There are times when we all get physically drained from emotional turmoil. We focus in on the demons- anger, resentment, depression and anxiety. The first thing we normally do is to find flaws and inadequacies from the person or situation that offended us. It can’t be me…can it? The drama thickens into a deep obscurity- both parties questioning why the argument took place to begin with. What provoked it? Was it brewing somewhere unseen? Or was it there in broad daylight? Who’s right and who’s wrong? Does it even matter?
You must make allowance for each other’s faults and forgive the person who offends you. Remember, the Lord forgave you, so you must forgive others. ~Colossians 3:13
Take a look at two Christians who believe in the trinity, yet they believe that the “truths” they both hold dear to their hearts are so different from one another.
“My truth is correct.”
“No, if you look at my truth, you’ll see that it’s the right choice.”
No one will come to an agreement. They both think they’re right. Both are offended because they’re not making allowances for each other’s point of views. They’re both being stubborn, resentful and unforgiving.
It’s the same with two people arguing. Both are going to think the other person is wrong. Maybe they have a different outlook on certain issues. It’s not a matter of who’s wrong and who’s right- it’s a matter of finding peace in the middle of the road. It’s about compromise. It’s about forgiving and pardoning the other person for what you think they’re incorrect for. It’s about respect, love and acceptance. You can’t change that person’s feelings on what they feel is “their truth”---you can only change the way you perceive it. You can only change the way you handle it. You can only change the way you feel.
Love is patient and kind.
Love is not jealous or boastful
or proud or rude.
Love does not demand its own way.
Love is not irritable,
and it keeps no record of when it has been wronged.
It is never glad about injustice,
but rejoices whenever the truth wins out.
Love never gives up,
never loses faith,
is always hopeful, and endures through every circumstance. ~1 Corinthians 13:1-7

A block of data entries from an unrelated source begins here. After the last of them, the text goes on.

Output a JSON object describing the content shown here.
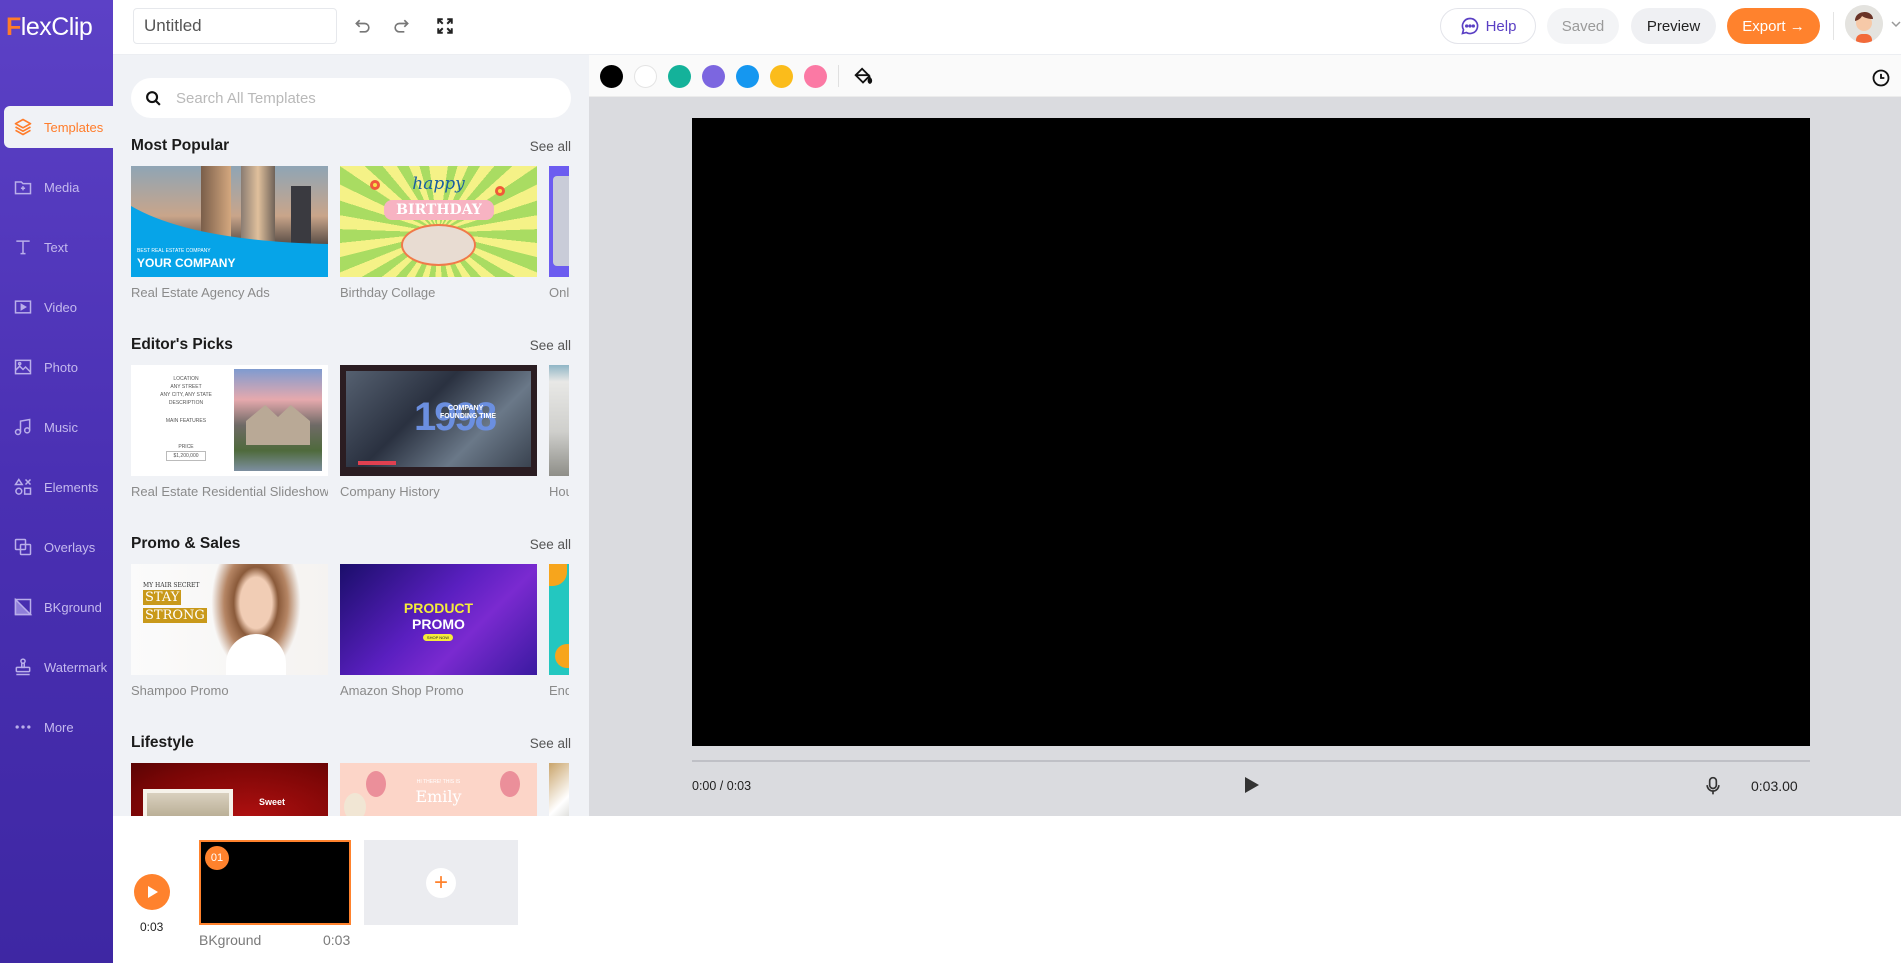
{
  "app": {
    "logo_f": "F",
    "logo_rest": "lexClip"
  },
  "sidebar": {
    "items": [
      {
        "label": "Templates",
        "icon": "layers-icon",
        "active": true
      },
      {
        "label": "Media",
        "icon": "folder-plus-icon"
      },
      {
        "label": "Text",
        "icon": "text-icon"
      },
      {
        "label": "Video",
        "icon": "video-icon"
      },
      {
        "label": "Photo",
        "icon": "photo-icon"
      },
      {
        "label": "Music",
        "icon": "music-icon"
      },
      {
        "label": "Elements",
        "icon": "shapes-icon"
      },
      {
        "label": "Overlays",
        "icon": "overlays-icon"
      },
      {
        "label": "BKground",
        "icon": "background-icon"
      },
      {
        "label": "Watermark",
        "icon": "stamp-icon"
      },
      {
        "label": "More",
        "icon": "more-icon"
      }
    ]
  },
  "topbar": {
    "project_title": "Untitled",
    "help_label": "Help",
    "saved_label": "Saved",
    "preview_label": "Preview",
    "export_label": "Export →"
  },
  "panel": {
    "search_placeholder": "Search All Templates",
    "sections": [
      {
        "title": "Most Popular",
        "see_all": "See all",
        "cards": [
          {
            "caption": "Real Estate Agency Ads",
            "thumb_text_small": "BEST REAL ESTATE COMPANY",
            "thumb_text": "YOUR COMPANY"
          },
          {
            "caption": "Birthday Collage",
            "thumb_text_small": "happy",
            "thumb_text": "BIRTHDAY"
          },
          {
            "caption": "Onl"
          }
        ]
      },
      {
        "title": "Editor's Picks",
        "see_all": "See all",
        "cards": [
          {
            "caption": "Real Estate Residential Slideshow",
            "thumb_lines": [
              "LOCATION",
              "ANY STREET",
              "ANY CITY, ANY STATE",
              "DESCRIPTION",
              "MAIN FEATURES",
              "PRICE",
              "$1,200,000"
            ]
          },
          {
            "caption": "Company History",
            "thumb_text_big": "1998",
            "thumb_text": "COMPANY",
            "thumb_text_small": "FOUNDING TIME"
          },
          {
            "caption": "Hou"
          }
        ]
      },
      {
        "title": "Promo & Sales",
        "see_all": "See all",
        "cards": [
          {
            "caption": "Shampoo Promo",
            "thumb_text_small": "MY HAIR SECRET",
            "thumb_lines": [
              "STAY",
              "STRONG"
            ]
          },
          {
            "caption": "Amazon Shop Promo",
            "thumb_lines": [
              "PRODUCT",
              "PROMO"
            ],
            "thumb_text_small": "SHOP NOW"
          },
          {
            "caption": "End"
          }
        ]
      },
      {
        "title": "Lifestyle",
        "see_all": "See all",
        "cards": [
          {
            "caption": "",
            "thumb_text": "Sweet"
          },
          {
            "caption": "",
            "thumb_text_small": "HI THERE! THIS IS",
            "thumb_text": "Emily"
          },
          {
            "caption": ""
          }
        ]
      }
    ]
  },
  "toolbar": {
    "swatches": [
      "#000000",
      "#ffffff",
      "#14b29a",
      "#7c66e0",
      "#1597f0",
      "#fbbc1b",
      "#fb79a4"
    ],
    "fill_icon": "paint-bucket-icon",
    "history_icon": "clock-icon"
  },
  "player": {
    "time": "0:00 / 0:03",
    "duration": "0:03.00",
    "progress": 0
  },
  "timeline": {
    "total_time": "0:03",
    "clips": [
      {
        "badge": "01",
        "name": "BKground",
        "duration": "0:03"
      }
    ],
    "add_label": "+"
  },
  "colors": {
    "accent": "#ff822d",
    "brand": "#5a3fc4"
  }
}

I don’t think there’s a better definition of love. If you meditate on that beautiful scripture and evaluate your relationship with your spouse, husband, wife, partner, as well as family members and friends, you’ll see if you hold true love for them. This also means that in order to do all of those above listed in that scripture, you must have complete love inside of yourself--- not pride. Pride is a self-defense mechanism to prove yourself worthy. (That’s my own definition of pride in that particular circumstance.) In relationships, pride must be thrown out in order to forgive one another. This means humbling yourself and making allowances for not only the person who offended you, but “you” as the person who offended yourself.
I’m still learning as I find my way through unconditional love and what it truly means to be forgiving, accepting and tolerant to those who feel, think and live differently than I do. I have to admit, it’s hard to end a battle saying, “I’m wrong…you’re right.” Sometimes, it’s a matter of just wondering which “truth”…is actually true. If you can’t figure out why you and your spouse fought in the first place, then it’s time to focus in on the deep seeded root that’s causing the quarrels. It may have nothing to do with what the argument was about.
If you and your spouse can’t figure out why the fight started----just hug them. Shock them and tell them how much you love them. Apologize---even if it means grinding your teeth because you think you’re right. Forgive and forget! Get rid of the anger. Show your unconditional love for that beautiful person in front of you...as well as the beautiful person in the mirror.